*WHAT THIS TASK INVOLVES*
Your answer should be each line of the entries that contains the word "data", copied in full.

*THE RECORDS*
++++++++++++++++++++
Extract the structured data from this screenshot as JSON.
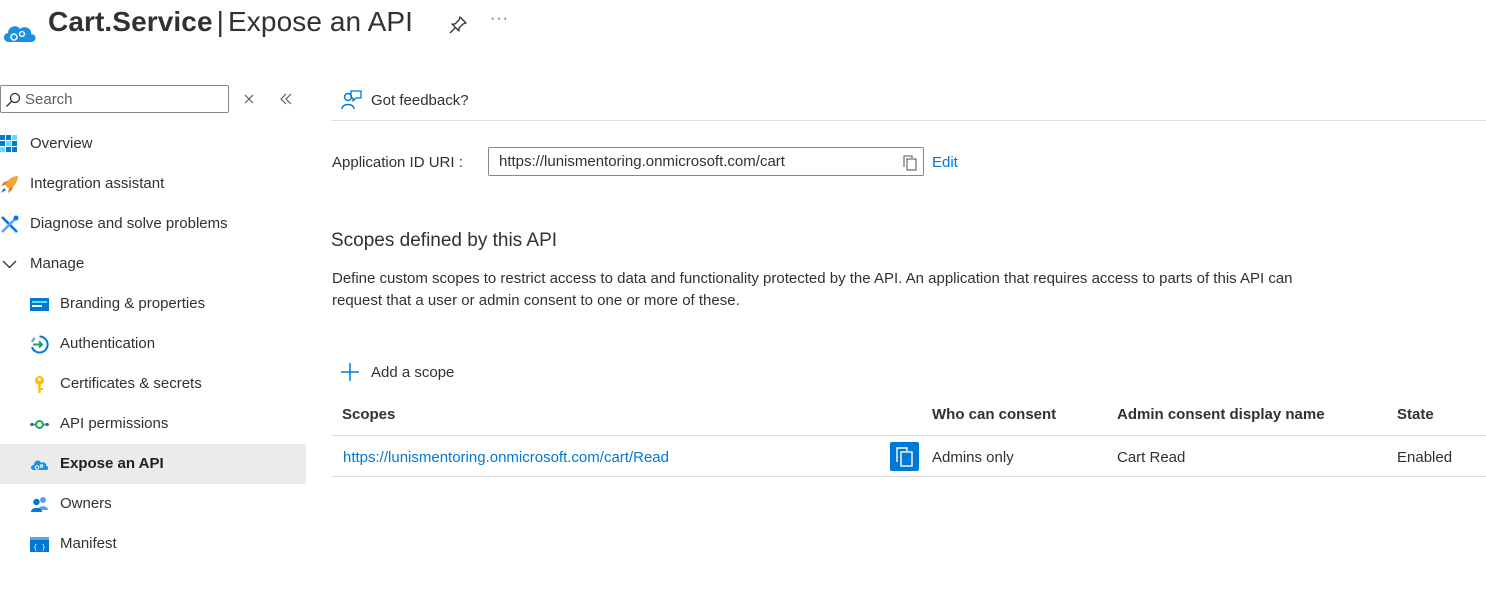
{
  "header": {
    "title_bold": "Cart.Service",
    "separator": "|",
    "title_rest": "Expose an API",
    "more": "···"
  },
  "sidebar": {
    "search": {
      "placeholder": "Search"
    },
    "items": [
      {
        "label": "Overview",
        "icon": "overview-grid-icon"
      },
      {
        "label": "Integration assistant",
        "icon": "rocket-icon"
      },
      {
        "label": "Diagnose and solve problems",
        "icon": "wrench-icon"
      },
      {
        "label": "Manage",
        "icon": "chevron-down-icon"
      },
      {
        "label": "Branding & properties",
        "icon": "branding-icon"
      },
      {
        "label": "Authentication",
        "icon": "authentication-icon"
      },
      {
        "label": "Certificates & secrets",
        "icon": "key-icon"
      },
      {
        "label": "API permissions",
        "icon": "api-permissions-icon"
      },
      {
        "label": "Expose an API",
        "icon": "cloud-gear-icon",
        "active": true
      },
      {
        "label": "Owners",
        "icon": "owners-icon"
      },
      {
        "label": "Manifest",
        "icon": "manifest-icon"
      }
    ]
  },
  "main": {
    "feedback_label": "Got feedback?",
    "app_id_uri": {
      "label": "Application ID URI :",
      "value": "https://lunismentoring.onmicrosoft.com/cart",
      "edit_label": "Edit"
    },
    "scopes_section": {
      "title": "Scopes defined by this API",
      "description": "Define custom scopes to restrict access to data and functionality protected by the API. An application that requires access to parts of this API can request that a user or admin consent to one or more of these.",
      "add_label": "Add a scope"
    },
    "table": {
      "headers": [
        "Scopes",
        "Who can consent",
        "Admin consent display name",
        "State"
      ],
      "rows": [
        {
          "scope": "https://lunismentoring.onmicrosoft.com/cart/Read",
          "who": "Admins only",
          "display_name": "Cart Read",
          "state": "Enabled"
        }
      ]
    }
  },
  "colors": {
    "accent": "#0078d4",
    "active_nav_bg": "#edebe9",
    "text": "#323130",
    "divider": "#e1dfdd"
  }
}
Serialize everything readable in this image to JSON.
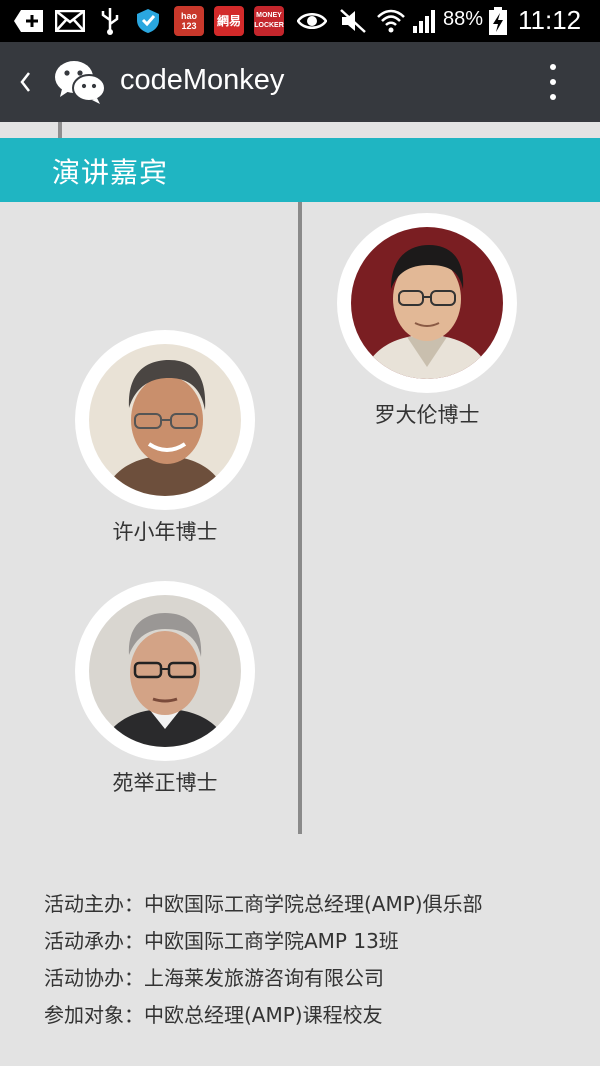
{
  "status_bar": {
    "battery_percent": "88%",
    "time": "11:12",
    "app_badges": [
      {
        "name": "hao123",
        "text": "hao 123",
        "color": "#c9382b"
      },
      {
        "name": "netease",
        "text": "網易",
        "color": "#d32a2a"
      },
      {
        "name": "money-locker",
        "text": "MONEY LOCKER",
        "color": "#c4262c"
      }
    ]
  },
  "action_bar": {
    "title": "codeMonkey",
    "back_icon": "back-chevron-icon",
    "logo_icon": "wechat-logo-icon",
    "menu_icon": "overflow-menu-icon"
  },
  "section": {
    "title": "演讲嘉宾",
    "accent_color": "#1fb5c2"
  },
  "speakers": [
    {
      "name": "罗大伦博士",
      "side": "right",
      "portrait_bg": "#7a1e22"
    },
    {
      "name": "许小年博士",
      "side": "left",
      "portrait_bg": "#e9e2d6"
    },
    {
      "name": "苑举正博士",
      "side": "left",
      "portrait_bg": "#d9d6d0"
    }
  ],
  "info": [
    "活动主办：中欧国际工商学院总经理(AMP)俱乐部",
    "活动承办：中欧国际工商学院AMP 13班",
    "活动协办：上海莱发旅游咨询有限公司",
    "参加对象：中欧总经理(AMP)课程校友"
  ]
}
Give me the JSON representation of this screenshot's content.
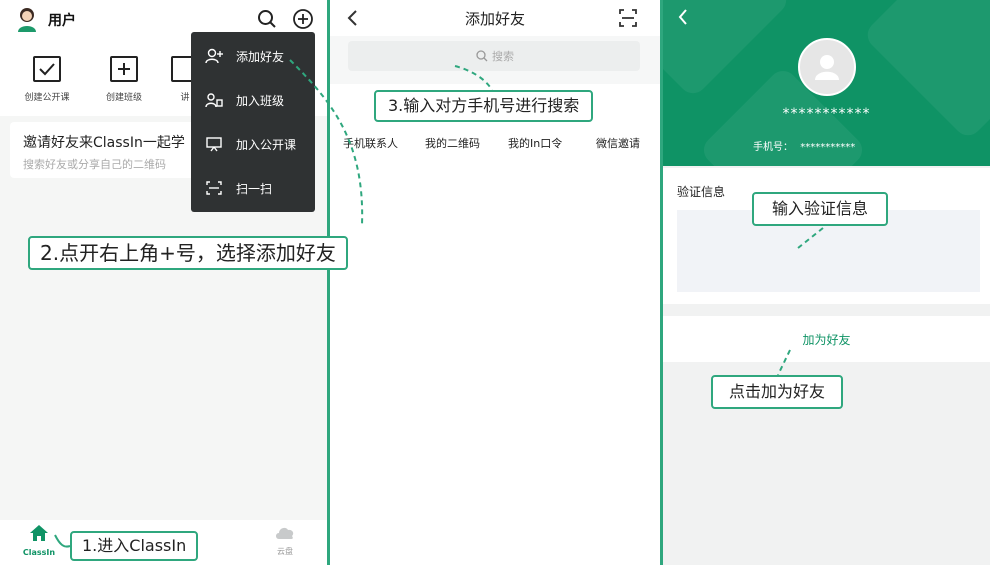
{
  "panel1": {
    "username": "用户",
    "quick_actions": [
      "创建公开课",
      "创建班级",
      "讲"
    ],
    "invite": {
      "title": "邀请好友来ClassIn一起学",
      "subtitle": "搜索好友或分享自己的二维码"
    },
    "menu": [
      {
        "label": "添加好友",
        "icon": "add-user-icon"
      },
      {
        "label": "加入班级",
        "icon": "group-icon"
      },
      {
        "label": "加入公开课",
        "icon": "presentation-icon"
      },
      {
        "label": "扫一扫",
        "icon": "scan-icon"
      }
    ],
    "bottom_nav": [
      {
        "label": "ClassIn",
        "icon": "home-icon",
        "active": true
      },
      {
        "label": "云盘",
        "icon": "cloud-icon",
        "active": false
      }
    ],
    "callouts": {
      "step1": "1.进入ClassIn",
      "step2": "2.点开右上角+号，选择添加好友"
    }
  },
  "panel2": {
    "title": "添加好友",
    "search_placeholder": "搜索",
    "tabs": [
      "手机联系人",
      "我的二维码",
      "我的In口令",
      "微信邀请"
    ],
    "callout": "3.输入对方手机号进行搜索"
  },
  "panel3": {
    "name": "***********",
    "phone_label": "手机号：",
    "phone_value": "***********",
    "verify_label": "验证信息",
    "add_button": "加为好友",
    "callouts": {
      "verify": "输入验证信息",
      "add": "点击加为好友"
    }
  },
  "colors": {
    "accent": "#2fa77e",
    "header_green": "#0f9365",
    "menu_bg": "#2f3233"
  }
}
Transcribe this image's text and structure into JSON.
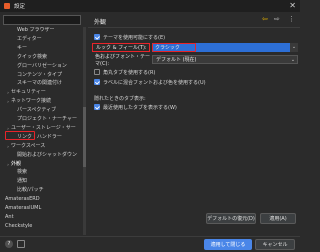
{
  "window": {
    "title": "設定",
    "close_glyph": "✕"
  },
  "filter": {
    "placeholder": ""
  },
  "tree": {
    "items": [
      {
        "label": "Web ブラウザー",
        "indent": 2,
        "twisty": ""
      },
      {
        "label": "エディター",
        "indent": 2,
        "twisty": ""
      },
      {
        "label": "キー",
        "indent": 2,
        "twisty": ""
      },
      {
        "label": "クイック検索",
        "indent": 2,
        "twisty": ""
      },
      {
        "label": "グローバリゼーション",
        "indent": 2,
        "twisty": ""
      },
      {
        "label": "コンテンツ・タイプ",
        "indent": 2,
        "twisty": ""
      },
      {
        "label": "スキーマの関連付け",
        "indent": 2,
        "twisty": ""
      },
      {
        "label": "セキュリティー",
        "indent": 1,
        "twisty": "›"
      },
      {
        "label": "ネットワーク接続",
        "indent": 1,
        "twisty": "›"
      },
      {
        "label": "パースペクティブ",
        "indent": 2,
        "twisty": ""
      },
      {
        "label": "プロジェクト・ナーチャー",
        "indent": 2,
        "twisty": ""
      },
      {
        "label": "ユーザー・ストレージ・サー",
        "indent": 1,
        "twisty": "›"
      },
      {
        "label": "リンク・ハンドラー",
        "indent": 2,
        "twisty": ""
      },
      {
        "label": "ワークスペース",
        "indent": 1,
        "twisty": "›"
      },
      {
        "label": "開始およびシャットダウン",
        "indent": 2,
        "twisty": ""
      },
      {
        "label": "外観",
        "indent": 1,
        "twisty": "›"
      },
      {
        "label": "検索",
        "indent": 2,
        "twisty": ""
      },
      {
        "label": "通知",
        "indent": 2,
        "twisty": ""
      },
      {
        "label": "比較/パッチ",
        "indent": 2,
        "twisty": ""
      },
      {
        "label": "AmaterasERD",
        "indent": 0,
        "twisty": ""
      },
      {
        "label": "AmateraslUML",
        "indent": 0,
        "twisty": ""
      },
      {
        "label": "Ant",
        "indent": 0,
        "twisty": "›"
      },
      {
        "label": "Checkstyle",
        "indent": 0,
        "twisty": ""
      }
    ]
  },
  "panel": {
    "title": "外観",
    "back_glyph": "⇦",
    "forward_glyph": "⇨",
    "menu_glyph": "⋮",
    "theme_enabled_label": "テーマを使用可能にする(E)",
    "look_feel_label": "ルック & フィール(T):",
    "look_feel_value": "クラシック",
    "color_font_label": "色およびフォント・テーマ(C):",
    "color_font_value": "デフォルト (現在)",
    "round_tabs_label": "角丸タブを使用する(R)",
    "mixed_fonts_label": "ラベルに混合フォントおよび色を使用する(U)",
    "tab_shortcut_title": "隠れたときのタブ表示:",
    "recent_tabs_label": "最近使用したタブを表示する(W)",
    "restore_defaults": "デフォルトの復元(D)",
    "apply": "適用(A)",
    "combo_arrow": "⌄"
  },
  "footer": {
    "help_glyph": "?",
    "apply_close": "適用して閉じる",
    "cancel": "キャンセル"
  },
  "colors": {
    "accent": "#4a86e8",
    "highlight_red": "#e8242a",
    "background": "#2b2b2b"
  }
}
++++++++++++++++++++
*OUTPUT OF THE TASK*
Extract the structured data from this screenshot as JSON.
      "description": "Define custom scopes to restrict access to data and functionality protected by the API. An application that requires access to parts of this API can request that a user or admin consent to one or more of these.",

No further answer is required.